Records from a dataset
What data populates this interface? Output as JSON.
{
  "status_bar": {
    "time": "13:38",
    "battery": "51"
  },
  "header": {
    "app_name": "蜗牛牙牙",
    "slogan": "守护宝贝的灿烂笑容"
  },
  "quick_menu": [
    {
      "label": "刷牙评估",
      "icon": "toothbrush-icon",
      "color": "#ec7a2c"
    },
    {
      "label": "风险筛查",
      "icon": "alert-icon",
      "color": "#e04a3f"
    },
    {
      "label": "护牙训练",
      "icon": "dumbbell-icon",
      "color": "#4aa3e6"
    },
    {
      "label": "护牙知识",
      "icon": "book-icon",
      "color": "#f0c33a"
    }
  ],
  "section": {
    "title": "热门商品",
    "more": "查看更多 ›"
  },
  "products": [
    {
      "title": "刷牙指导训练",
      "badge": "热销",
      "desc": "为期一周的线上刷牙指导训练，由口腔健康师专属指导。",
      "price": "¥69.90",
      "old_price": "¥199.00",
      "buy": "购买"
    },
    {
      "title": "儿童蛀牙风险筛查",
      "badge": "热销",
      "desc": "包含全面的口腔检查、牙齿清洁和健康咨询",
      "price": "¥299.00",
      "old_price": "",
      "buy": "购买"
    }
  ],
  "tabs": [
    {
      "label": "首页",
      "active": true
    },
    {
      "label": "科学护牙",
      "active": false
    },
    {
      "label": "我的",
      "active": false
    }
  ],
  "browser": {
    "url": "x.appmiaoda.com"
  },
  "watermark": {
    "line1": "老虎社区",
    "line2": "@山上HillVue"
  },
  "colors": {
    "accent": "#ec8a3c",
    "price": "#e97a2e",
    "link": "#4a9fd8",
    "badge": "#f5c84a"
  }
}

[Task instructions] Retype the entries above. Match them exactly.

[Result]
What data populates this interface? Output as JSON.
{
  "status_bar": {
    "time": "13:38",
    "battery": "51"
  },
  "header": {
    "app_name": "蜗牛牙牙",
    "slogan": "守护宝贝的灿烂笑容"
  },
  "quick_menu": [
    {
      "label": "刷牙评估",
      "icon": "toothbrush-icon",
      "color": "#ec7a2c"
    },
    {
      "label": "风险筛查",
      "icon": "alert-icon",
      "color": "#e04a3f"
    },
    {
      "label": "护牙训练",
      "icon": "dumbbell-icon",
      "color": "#4aa3e6"
    },
    {
      "label": "护牙知识",
      "icon": "book-icon",
      "color": "#f0c33a"
    }
  ],
  "section": {
    "title": "热门商品",
    "more": "查看更多 ›"
  },
  "products": [
    {
      "title": "刷牙指导训练",
      "badge": "热销",
      "desc": "为期一周的线上刷牙指导训练，由口腔健康师专属指导。",
      "price": "¥69.90",
      "old_price": "¥199.00",
      "buy": "购买"
    },
    {
      "title": "儿童蛀牙风险筛查",
      "badge": "热销",
      "desc": "包含全面的口腔检查、牙齿清洁和健康咨询",
      "price": "¥299.00",
      "old_price": "",
      "buy": "购买"
    }
  ],
  "tabs": [
    {
      "label": "首页",
      "active": true
    },
    {
      "label": "科学护牙",
      "active": false
    },
    {
      "label": "我的",
      "active": false
    }
  ],
  "browser": {
    "url": "x.appmiaoda.com"
  },
  "watermark": {
    "line1": "老虎社区",
    "line2": "@山上HillVue"
  },
  "colors": {
    "accent": "#ec8a3c",
    "price": "#e97a2e",
    "link": "#4a9fd8",
    "badge": "#f5c84a"
  }
}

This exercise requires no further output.